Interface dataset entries
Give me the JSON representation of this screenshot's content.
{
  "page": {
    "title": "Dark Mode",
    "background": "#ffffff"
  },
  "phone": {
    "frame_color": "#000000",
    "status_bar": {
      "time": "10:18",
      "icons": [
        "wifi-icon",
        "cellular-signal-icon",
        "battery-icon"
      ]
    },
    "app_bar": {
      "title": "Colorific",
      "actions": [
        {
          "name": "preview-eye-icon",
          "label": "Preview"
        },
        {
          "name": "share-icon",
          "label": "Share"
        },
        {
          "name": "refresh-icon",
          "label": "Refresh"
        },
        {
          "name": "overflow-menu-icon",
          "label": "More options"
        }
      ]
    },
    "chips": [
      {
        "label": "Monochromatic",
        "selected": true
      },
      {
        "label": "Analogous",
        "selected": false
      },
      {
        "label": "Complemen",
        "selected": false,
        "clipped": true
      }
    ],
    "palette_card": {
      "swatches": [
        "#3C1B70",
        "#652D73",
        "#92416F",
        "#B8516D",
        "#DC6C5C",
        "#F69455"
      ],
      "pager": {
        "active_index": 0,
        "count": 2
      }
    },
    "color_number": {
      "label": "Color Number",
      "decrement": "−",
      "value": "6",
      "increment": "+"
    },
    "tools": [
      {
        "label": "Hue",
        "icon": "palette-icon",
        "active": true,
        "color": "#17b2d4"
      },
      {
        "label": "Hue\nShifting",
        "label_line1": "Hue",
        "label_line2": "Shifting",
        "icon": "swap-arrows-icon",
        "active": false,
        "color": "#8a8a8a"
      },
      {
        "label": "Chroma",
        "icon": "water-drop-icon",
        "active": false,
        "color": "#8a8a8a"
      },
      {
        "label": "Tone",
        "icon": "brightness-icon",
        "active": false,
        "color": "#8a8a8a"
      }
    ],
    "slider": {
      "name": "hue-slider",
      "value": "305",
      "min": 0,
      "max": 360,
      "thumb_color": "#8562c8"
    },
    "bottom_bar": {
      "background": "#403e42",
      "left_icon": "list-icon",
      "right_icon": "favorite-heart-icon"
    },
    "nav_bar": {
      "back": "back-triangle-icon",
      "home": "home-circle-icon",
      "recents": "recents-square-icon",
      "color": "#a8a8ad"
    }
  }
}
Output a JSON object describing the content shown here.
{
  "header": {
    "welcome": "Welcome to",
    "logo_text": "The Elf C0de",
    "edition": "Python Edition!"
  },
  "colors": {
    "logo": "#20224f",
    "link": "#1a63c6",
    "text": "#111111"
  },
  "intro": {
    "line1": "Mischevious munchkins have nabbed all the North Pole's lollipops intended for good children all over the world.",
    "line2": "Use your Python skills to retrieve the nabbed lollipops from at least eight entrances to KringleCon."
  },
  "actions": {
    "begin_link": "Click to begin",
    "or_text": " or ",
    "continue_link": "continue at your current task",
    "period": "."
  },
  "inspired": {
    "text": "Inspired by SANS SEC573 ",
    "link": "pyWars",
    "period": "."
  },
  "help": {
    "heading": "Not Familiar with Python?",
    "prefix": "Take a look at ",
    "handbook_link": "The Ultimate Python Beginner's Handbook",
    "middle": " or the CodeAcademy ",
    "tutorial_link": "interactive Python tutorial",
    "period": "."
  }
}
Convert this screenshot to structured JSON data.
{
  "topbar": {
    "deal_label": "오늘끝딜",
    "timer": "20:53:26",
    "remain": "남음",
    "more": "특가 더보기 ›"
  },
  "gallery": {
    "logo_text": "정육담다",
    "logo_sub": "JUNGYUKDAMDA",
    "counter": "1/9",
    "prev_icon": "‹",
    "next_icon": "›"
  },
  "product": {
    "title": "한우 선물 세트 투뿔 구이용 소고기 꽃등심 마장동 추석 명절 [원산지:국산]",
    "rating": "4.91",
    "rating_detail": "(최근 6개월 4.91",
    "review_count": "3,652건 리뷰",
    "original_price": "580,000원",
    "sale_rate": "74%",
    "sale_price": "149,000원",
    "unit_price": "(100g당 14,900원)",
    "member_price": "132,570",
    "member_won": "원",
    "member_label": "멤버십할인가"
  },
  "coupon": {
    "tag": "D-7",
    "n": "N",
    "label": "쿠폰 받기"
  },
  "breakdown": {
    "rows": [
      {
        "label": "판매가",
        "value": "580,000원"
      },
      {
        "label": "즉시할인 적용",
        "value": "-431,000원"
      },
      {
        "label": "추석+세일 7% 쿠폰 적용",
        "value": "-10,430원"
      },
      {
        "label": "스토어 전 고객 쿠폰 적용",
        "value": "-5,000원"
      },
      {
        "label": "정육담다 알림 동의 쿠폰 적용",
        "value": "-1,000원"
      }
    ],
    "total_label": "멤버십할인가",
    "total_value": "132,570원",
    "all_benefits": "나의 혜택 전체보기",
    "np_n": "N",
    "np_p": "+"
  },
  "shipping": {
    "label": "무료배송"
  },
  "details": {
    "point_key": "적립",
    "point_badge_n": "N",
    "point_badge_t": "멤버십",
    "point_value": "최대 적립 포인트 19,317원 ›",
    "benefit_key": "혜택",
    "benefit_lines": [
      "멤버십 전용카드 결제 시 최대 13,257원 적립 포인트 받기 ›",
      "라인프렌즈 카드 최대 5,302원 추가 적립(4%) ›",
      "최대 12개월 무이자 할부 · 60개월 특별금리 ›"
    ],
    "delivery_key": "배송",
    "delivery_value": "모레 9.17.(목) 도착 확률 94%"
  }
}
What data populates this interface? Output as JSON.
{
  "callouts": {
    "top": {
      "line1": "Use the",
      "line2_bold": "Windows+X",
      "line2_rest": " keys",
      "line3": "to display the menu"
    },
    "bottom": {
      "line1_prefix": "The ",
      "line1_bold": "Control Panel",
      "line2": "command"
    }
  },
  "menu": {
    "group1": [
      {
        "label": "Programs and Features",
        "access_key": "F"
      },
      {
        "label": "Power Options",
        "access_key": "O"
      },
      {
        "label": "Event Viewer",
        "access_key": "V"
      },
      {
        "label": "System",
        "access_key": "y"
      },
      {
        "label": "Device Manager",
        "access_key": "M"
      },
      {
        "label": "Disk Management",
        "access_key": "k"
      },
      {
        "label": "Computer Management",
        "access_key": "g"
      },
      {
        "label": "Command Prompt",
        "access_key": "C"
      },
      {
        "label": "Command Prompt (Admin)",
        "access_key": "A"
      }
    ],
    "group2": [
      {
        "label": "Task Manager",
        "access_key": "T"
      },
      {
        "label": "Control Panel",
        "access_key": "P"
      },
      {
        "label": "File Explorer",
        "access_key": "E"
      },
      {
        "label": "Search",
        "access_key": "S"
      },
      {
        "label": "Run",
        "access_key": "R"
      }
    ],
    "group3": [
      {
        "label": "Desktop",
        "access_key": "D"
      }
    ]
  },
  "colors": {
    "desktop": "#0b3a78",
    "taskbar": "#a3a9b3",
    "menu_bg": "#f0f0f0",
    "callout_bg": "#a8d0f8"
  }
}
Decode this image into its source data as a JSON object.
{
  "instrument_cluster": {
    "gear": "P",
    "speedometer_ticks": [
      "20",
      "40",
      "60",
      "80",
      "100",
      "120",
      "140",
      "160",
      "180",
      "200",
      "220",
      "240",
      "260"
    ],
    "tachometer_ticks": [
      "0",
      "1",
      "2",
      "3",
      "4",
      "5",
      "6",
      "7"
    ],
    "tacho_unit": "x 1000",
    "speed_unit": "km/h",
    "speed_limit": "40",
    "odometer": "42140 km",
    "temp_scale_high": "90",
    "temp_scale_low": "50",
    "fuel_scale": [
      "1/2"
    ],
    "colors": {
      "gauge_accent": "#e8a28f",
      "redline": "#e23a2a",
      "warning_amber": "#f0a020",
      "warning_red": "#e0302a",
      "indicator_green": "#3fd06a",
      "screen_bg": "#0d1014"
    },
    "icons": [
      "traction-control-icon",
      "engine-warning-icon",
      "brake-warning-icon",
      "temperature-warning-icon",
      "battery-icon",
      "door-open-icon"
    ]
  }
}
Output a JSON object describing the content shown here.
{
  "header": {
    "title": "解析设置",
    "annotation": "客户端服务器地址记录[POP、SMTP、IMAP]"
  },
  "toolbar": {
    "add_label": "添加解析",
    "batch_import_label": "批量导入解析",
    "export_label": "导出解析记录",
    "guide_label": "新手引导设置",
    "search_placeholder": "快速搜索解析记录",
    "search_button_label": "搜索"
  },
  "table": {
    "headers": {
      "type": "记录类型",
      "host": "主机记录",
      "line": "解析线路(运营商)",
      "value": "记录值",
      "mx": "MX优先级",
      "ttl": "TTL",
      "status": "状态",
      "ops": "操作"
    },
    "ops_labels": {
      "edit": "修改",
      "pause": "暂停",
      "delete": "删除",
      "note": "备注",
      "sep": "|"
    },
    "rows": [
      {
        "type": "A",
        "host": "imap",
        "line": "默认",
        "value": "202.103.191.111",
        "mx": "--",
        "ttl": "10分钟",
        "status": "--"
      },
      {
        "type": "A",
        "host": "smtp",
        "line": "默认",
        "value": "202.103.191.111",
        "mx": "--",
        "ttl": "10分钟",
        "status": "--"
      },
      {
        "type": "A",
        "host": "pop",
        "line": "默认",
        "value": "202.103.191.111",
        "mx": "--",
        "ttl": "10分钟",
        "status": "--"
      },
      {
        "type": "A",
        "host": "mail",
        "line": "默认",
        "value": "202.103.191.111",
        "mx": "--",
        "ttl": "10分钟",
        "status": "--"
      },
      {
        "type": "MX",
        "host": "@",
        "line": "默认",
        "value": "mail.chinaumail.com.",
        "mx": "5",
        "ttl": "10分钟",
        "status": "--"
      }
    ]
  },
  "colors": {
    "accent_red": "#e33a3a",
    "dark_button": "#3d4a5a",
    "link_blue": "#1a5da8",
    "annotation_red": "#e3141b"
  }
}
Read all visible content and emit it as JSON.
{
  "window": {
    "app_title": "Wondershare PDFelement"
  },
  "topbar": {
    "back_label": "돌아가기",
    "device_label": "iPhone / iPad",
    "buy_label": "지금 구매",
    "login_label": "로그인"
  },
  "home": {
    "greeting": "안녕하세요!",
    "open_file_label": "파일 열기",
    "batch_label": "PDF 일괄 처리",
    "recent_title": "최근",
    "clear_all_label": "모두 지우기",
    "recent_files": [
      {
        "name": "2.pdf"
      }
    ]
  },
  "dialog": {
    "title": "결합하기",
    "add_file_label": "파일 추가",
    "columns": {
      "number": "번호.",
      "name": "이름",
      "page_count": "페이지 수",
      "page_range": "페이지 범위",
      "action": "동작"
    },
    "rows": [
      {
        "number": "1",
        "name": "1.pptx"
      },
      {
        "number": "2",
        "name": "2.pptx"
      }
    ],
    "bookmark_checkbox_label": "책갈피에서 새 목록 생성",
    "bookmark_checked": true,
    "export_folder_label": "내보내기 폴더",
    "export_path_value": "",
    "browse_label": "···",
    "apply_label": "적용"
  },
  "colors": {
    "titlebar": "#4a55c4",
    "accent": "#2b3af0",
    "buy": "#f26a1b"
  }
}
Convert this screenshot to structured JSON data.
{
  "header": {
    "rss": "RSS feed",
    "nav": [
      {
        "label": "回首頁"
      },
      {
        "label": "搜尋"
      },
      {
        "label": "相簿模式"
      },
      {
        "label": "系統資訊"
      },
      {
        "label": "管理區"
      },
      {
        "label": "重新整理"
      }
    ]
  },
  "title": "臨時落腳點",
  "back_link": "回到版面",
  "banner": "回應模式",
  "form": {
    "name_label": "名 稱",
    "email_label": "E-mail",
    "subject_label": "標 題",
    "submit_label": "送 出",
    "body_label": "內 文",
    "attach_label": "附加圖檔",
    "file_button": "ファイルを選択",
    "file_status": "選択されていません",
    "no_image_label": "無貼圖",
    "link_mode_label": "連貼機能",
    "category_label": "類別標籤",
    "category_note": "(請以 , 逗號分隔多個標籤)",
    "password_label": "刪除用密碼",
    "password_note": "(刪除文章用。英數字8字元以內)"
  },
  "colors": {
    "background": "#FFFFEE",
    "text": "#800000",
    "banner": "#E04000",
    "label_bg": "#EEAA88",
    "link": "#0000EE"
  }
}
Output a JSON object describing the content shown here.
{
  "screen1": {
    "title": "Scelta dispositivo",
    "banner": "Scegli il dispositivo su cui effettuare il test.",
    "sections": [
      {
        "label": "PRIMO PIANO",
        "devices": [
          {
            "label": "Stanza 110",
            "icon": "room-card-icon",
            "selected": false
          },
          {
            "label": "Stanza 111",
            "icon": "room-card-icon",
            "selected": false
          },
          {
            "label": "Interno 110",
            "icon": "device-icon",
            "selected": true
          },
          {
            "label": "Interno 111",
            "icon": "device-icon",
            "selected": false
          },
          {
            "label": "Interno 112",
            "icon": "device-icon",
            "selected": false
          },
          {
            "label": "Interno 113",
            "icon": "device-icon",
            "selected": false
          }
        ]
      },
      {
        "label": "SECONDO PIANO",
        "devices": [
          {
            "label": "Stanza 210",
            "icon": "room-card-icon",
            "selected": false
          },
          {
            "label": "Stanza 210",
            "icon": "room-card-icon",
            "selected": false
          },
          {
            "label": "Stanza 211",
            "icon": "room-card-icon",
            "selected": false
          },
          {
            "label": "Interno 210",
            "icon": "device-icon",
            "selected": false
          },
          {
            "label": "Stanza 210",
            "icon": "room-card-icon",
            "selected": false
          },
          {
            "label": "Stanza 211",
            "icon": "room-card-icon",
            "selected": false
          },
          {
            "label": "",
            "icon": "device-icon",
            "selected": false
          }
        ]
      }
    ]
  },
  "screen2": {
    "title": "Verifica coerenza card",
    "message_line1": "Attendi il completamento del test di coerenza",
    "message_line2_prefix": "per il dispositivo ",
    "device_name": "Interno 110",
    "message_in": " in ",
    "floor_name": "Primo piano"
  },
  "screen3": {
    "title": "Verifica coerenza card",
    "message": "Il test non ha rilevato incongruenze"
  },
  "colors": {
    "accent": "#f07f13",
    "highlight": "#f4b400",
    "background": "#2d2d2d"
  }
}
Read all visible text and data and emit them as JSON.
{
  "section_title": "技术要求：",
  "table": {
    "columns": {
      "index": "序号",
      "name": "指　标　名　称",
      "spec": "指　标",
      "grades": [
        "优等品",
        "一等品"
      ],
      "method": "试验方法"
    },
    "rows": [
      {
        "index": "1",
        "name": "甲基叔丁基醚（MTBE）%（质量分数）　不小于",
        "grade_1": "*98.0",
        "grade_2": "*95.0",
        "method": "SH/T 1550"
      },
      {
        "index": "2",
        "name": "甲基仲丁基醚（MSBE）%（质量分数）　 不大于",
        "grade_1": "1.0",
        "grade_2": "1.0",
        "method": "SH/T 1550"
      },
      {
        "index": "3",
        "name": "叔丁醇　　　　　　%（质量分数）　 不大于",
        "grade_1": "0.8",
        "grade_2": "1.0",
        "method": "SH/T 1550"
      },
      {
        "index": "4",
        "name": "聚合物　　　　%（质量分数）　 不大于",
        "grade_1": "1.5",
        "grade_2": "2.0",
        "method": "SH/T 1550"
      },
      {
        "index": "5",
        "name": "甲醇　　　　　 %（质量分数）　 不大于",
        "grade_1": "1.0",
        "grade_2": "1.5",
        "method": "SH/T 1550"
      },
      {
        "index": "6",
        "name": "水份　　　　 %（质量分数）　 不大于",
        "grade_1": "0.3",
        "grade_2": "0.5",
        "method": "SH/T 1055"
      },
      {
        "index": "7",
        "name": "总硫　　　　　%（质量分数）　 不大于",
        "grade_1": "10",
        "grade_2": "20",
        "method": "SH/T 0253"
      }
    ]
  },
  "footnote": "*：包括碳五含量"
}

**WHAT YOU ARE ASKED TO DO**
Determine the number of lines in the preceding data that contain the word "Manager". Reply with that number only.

**RESULT**
2